  3. Low energy. Next!

  4. Had William Pryor made such provocative statements as a candidate for the Indiana bar he could have been blackballed as I have documented elsewhere on this ezine. That would have solved this huuuge problem for the Left and abortion industry the good old boy (and even girl) Indiana way. Note that Diane Sykes could have made a huuge difference, but she chose to look away like most all jurists who should certainly recognize a blatantly unconstitutional system when filed on their docket. See footnotes 1 & 2 here: http://caselaw.findlaw.com/us-7th-circuit/1592921.html Sykes and Kanne could have applied a well established exception to Rooker Feldman, but instead seemingly decided that was not available to conservative whistleblowers, it would seem. Just a loss and two nice footnotes to numb the pain. A few short years later Sykes ruled the very opposite on the RF question, just as she had ruled the very opposite on RF a few short years before. Indy and the abortion industry wanted me on the ground ... they got it. Thank God Alabama is not so corrupted! MAGA!!!

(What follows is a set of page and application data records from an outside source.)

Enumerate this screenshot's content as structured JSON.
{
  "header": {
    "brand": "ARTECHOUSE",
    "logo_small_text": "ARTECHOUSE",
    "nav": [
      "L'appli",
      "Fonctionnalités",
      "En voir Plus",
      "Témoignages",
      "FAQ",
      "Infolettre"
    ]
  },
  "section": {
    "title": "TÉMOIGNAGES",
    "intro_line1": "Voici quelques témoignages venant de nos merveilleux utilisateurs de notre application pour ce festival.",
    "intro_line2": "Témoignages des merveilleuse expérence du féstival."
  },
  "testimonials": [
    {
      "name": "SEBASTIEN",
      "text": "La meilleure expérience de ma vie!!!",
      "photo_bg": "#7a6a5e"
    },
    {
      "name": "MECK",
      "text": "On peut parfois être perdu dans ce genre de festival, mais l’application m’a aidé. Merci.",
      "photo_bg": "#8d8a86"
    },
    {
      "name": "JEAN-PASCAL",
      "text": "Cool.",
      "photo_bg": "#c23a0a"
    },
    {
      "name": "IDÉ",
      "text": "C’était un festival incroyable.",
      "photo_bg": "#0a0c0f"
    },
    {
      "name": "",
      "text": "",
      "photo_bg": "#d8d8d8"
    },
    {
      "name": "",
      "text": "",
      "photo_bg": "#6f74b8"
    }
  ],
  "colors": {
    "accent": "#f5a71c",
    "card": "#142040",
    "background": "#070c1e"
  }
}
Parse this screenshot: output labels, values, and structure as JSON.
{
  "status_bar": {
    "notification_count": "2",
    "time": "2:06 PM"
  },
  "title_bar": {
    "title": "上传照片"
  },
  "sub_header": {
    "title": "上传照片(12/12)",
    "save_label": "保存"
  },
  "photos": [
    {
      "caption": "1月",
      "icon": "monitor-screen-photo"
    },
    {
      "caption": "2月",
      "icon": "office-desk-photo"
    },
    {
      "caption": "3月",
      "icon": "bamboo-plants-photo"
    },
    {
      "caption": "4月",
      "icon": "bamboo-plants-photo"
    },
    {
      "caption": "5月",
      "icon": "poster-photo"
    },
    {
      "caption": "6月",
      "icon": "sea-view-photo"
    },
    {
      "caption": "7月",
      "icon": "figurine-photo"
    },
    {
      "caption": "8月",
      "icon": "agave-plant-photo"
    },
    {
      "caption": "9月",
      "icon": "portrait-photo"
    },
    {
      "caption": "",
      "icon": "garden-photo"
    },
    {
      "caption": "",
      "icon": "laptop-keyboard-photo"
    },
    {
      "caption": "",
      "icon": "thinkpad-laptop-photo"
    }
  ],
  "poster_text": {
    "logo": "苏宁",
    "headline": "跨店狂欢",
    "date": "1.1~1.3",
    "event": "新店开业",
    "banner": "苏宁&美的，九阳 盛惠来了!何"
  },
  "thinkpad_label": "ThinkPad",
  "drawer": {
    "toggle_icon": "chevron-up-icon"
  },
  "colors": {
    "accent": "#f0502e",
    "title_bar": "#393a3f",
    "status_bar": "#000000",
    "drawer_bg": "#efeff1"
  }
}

  5. OK, take notice. Those wondering just how corrupt the Indiana system is can see the picture in this post. Attorney Donald James did not criticize any judges, he merely, it would seem, caused some clients to file against him and then ignored his own defense. James thus disrespected the system via ignoring all and was also ordered to reimburse the commission $525.88 for the costs of prosecuting the first case against him. Yes, nearly $526 for all the costs, the state having proved it all. Ouch, right? Now consider whistleblower and constitutionalist and citizen journalist Paul Ogden who criticized a judge, defended himself in such a professional fashion as to have half the case against him thrown out by the ISC and was then handed a career ending $10,000 bill as "half the costs" of the state crucifying him. http://www.theindianalawyer.com/ogden-quitting-law-citing-high-disciplinary-fine/PARAMS/article/35323 THE TAKEAWAY MESSAGE for any who have ears to hear ... resist Star Chamber and pay with your career ... welcome to the Indiana system of (cough) justice.

ADVERTISEMENT